2012: Royce White, Houston
There's a chance he may never play for Houston, or in the NBA for that matter.

2011: Nikola Vucevic, Philadelphia
One of seven players to average double digit points and rebounds last season.

2010: Luke Babbitt, Minnesota (trade to Portland)
NBA future very murky right now; did little in three seasons with Blazers.

2009: James Johnson, Chicago
Red flags are raised when a first-round pick is traded twice in three seasons.

2008: Marreese Speights, Philadelphia
Solid pro who seems to have found his niche as a reliable role player.

2007: Nick Young, Washington
Became the latest Wizards player to thrive in new surroundings (Philadelphia).

2006: Rodney Carney, Chicago (traded to Philadelphia)
Keeping the pro dream alive most recently in the Turkish Basketball League.

2005: Joey Graham, Toronto
Hope that aviation management degree came in handy as he quickly flew in and out of the NBA.

2004: Kirk Snyder, Utah
Summary: Example of why too much stock put into NCAA tourney play is never a good idea.

2003: Troy Bell, Boston (traded to Memphis)
Former Boston College star has played for nearly a dozen teams overseas since 2004.

2002: Jiri Welsch, Philadelphia (traded to Golden State)
Best season as a pro came with the Celtics in 2004 when he averaged 9.2 points per game.

2001: Kirk Haston, Charlotte
Never developed into the zone-breaking big man Charlotte envisioned.

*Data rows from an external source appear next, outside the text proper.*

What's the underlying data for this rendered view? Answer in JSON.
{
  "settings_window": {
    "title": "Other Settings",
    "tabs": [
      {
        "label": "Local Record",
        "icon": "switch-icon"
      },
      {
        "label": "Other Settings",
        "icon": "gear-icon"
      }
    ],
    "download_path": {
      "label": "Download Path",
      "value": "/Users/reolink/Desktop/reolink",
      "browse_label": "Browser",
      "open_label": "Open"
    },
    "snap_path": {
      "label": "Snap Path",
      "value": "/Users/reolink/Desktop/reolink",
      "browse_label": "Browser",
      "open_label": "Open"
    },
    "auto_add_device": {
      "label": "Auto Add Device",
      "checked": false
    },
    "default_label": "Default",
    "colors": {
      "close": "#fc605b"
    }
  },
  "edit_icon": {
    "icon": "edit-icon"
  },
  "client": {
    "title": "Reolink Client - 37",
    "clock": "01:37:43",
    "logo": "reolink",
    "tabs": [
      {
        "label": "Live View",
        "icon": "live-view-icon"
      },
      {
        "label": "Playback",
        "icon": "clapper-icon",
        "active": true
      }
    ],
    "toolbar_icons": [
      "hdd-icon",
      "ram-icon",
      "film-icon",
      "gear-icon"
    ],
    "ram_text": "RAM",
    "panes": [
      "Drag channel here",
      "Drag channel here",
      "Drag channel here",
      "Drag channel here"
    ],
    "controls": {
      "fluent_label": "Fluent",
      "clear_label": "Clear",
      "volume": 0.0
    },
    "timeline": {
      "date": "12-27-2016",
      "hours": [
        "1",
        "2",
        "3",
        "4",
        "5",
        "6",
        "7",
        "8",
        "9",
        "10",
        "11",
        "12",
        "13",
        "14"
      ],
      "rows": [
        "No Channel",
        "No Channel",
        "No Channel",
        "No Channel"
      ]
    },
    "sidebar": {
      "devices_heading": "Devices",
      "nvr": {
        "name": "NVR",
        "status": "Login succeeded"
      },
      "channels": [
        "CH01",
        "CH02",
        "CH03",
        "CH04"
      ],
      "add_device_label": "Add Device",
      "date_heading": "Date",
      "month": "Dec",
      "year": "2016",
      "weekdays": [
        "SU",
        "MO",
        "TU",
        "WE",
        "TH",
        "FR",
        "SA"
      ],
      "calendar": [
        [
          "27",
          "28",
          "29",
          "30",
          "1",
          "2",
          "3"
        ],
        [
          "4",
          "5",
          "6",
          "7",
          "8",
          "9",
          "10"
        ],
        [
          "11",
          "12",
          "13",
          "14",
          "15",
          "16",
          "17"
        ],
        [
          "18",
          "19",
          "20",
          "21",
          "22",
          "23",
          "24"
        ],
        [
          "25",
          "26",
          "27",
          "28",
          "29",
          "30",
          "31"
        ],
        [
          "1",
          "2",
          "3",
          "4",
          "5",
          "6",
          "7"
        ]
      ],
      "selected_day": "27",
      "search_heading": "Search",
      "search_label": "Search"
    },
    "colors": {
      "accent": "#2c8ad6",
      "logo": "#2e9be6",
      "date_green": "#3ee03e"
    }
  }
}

2000: Hedo Turkoglu, Sacramento
Reminded some of Tony Kukoc because of his ball-handling skills as a 6-foot-10 forward.